 Heinz-Lothar Barth seems to demonstrate conclusively that the Assisi aberrations represented no “one-time going off the rails” on your predecessor’s part. Papst Johannes Paul II. Santo subito? Ein kritischer Rückblick auf sein Pontifikat (Dettelbach: Sanctus Verlag, 2007), 113. Especially troubling is the catechesis for 9 September 1998: http://www.vatican.va/holy_father/john_paul_ii/audiences/1998/documents/hf_jp-ii_aud_09091998_en.html . Barth argues that the late Pope based his positive assessment of the salvific potential of other religions on a view akin to Rahner’s thesis “that man in his existence …is always already within this [saving] relationship [with God] whether he is explicitly aware of it or not,” a proposition that you refute in your Principles (Principles, 165). Barth quotes from a homily delivered by the then Cardinal Woytyla before Paul VI, which proclaims how “the Church of the living God unites all men who share in this wonderful transcendence of the human spirit in one or the other way” (Papst Johannes Paul II, 115). The context of this statement makes clear that Christians, Muslims, Buddhists, and also unbelievers partake in this vaguely conceived “transcendence.” If Barth’s analysis should stand, then Fr. Raniero Cantalamessa’s disturbing homily of Good Friday 2002 faithfully represents the mind of the Roman magisterium. See John R. Stephenson, “Reflections on the Malum Syncretisticum,” Logia XIII, 2 (Eastertide 2002): 17. I draw to your attention and invite your comment on how the Toronto Jesuit Tibor Horvath has interpreted chapter 16 of Lumen Gentium, Vatican II’s Dogmatic Constitution on the Church in terms compatible with the drift of Assisi I and II: “Therefore, non-Christian religions too belong to the Church and can become the vehicle of Christ’s grace.” Jesus Christ as Ultimate Reality and Meaning: A Contribution to the Hermeneutics of Counciliar Theology (Toronto: Association of Concern for Ultimate Reality and Meaning, 1994), 49.
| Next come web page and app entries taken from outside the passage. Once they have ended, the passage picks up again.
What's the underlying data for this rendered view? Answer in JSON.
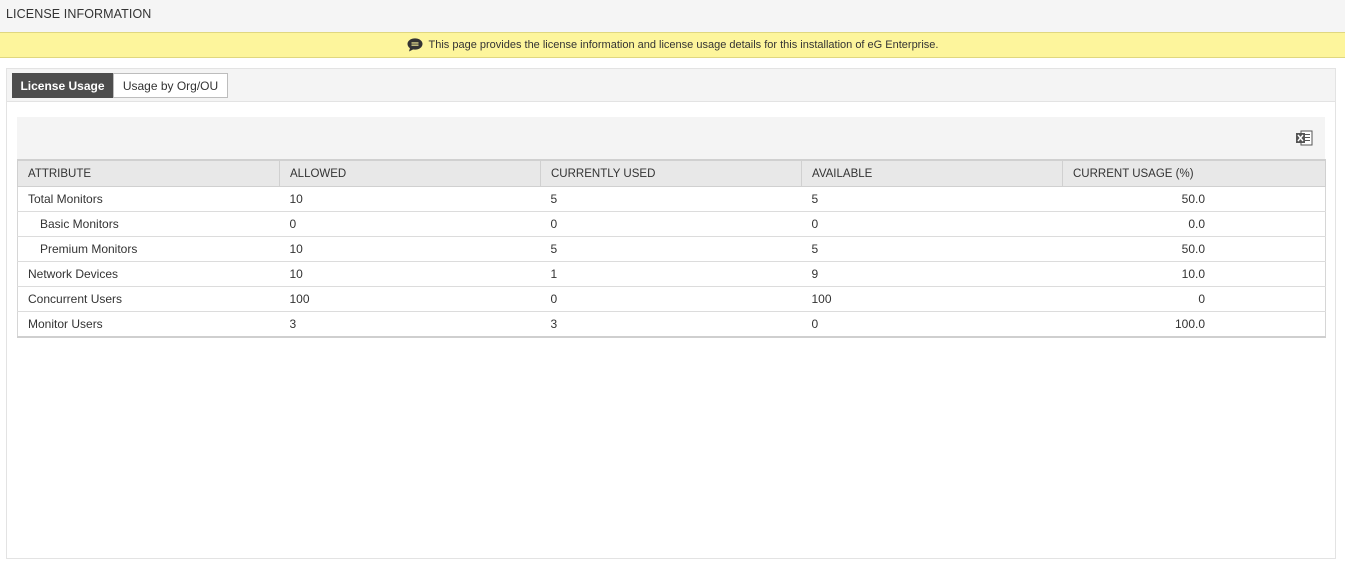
{
  "page": {
    "title": "LICENSE INFORMATION"
  },
  "banner": {
    "icon": "speech-bubble-icon",
    "text": "This page provides the license information and license usage details for this installation of eG Enterprise."
  },
  "tabs": [
    {
      "label": "License Usage",
      "active": true
    },
    {
      "label": "Usage by Org/OU",
      "active": false
    }
  ],
  "toolbar": {
    "export_icon": "excel-export-icon"
  },
  "table": {
    "columns": [
      "ATTRIBUTE",
      "ALLOWED",
      "CURRENTLY USED",
      "AVAILABLE",
      "CURRENT USAGE (%)"
    ],
    "rows": [
      {
        "attribute": "Total Monitors",
        "allowed": "10",
        "used": "5",
        "available": "5",
        "usage": "50.0",
        "indent": false
      },
      {
        "attribute": "Basic Monitors",
        "allowed": "0",
        "used": "0",
        "available": "0",
        "usage": "0.0",
        "indent": true
      },
      {
        "attribute": "Premium Monitors",
        "allowed": "10",
        "used": "5",
        "available": "5",
        "usage": "50.0",
        "indent": true
      },
      {
        "attribute": "Network Devices",
        "allowed": "10",
        "used": "1",
        "available": "9",
        "usage": "10.0",
        "indent": false
      },
      {
        "attribute": "Concurrent Users",
        "allowed": "100",
        "used": "0",
        "available": "100",
        "usage": "0",
        "indent": false
      },
      {
        "attribute": "Monitor Users",
        "allowed": "3",
        "used": "3",
        "available": "0",
        "usage": "100.0",
        "indent": false
      }
    ]
  },
  "colors": {
    "banner_bg": "#fdf59c",
    "active_tab_bg": "#4d4d4d",
    "header_bg": "#e8e8e8",
    "excel_green": "#1e7145"
  }
}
 Joseph Ratzinger, Die letzte Sitzungsperiode des Konzils (Cologne, 1966), 59f.; quoted in Barth, 132f. Cf Hermann Sasse, “Salvation outside the Church? In piam memoriamAugustin Cardinal Bea,” Reformed Theological Review 28 (Jan/Apr 1969): 1-16; available also in German translation as “Heil außerhalb der Kirche? In piam memoriam Augustin Kardinal Bea,” in In Statu Confessionis, Friedrich Wilhelm Hopf ed. (Berlin & Schleswig-Holstein: Verlag Die Spur GMBH & Co., 1976) II: 315-327.
 Joseph Ratzinger, Pilgrim Fellowship of Faith: The Church as Communion, Stephan Otto Horn & Vinzenz Pfnür eds., tr. Henry Taylor (San Francisco: Ignatius Press, 2005), 267-269. A remark you make in the essay in question (“On the Ecumenical Situation”) is highly pertinent to Rahner’s “anonymous Christian” notion that appears to lie at the foundation of Assisi I and II, and one with which confessional Lutherans (in Your Holiness’ homeland those of my co-religionists of the konkordienlutherisch kind) are apt to agree: “We cannot put philosophical profundity in the place of the word that has been uttered and the rationality proper to it. God has spoken—if we think we know better, then we get lost in the darkness of our own opinions; we lose unity instead of moving toward it” (263f.).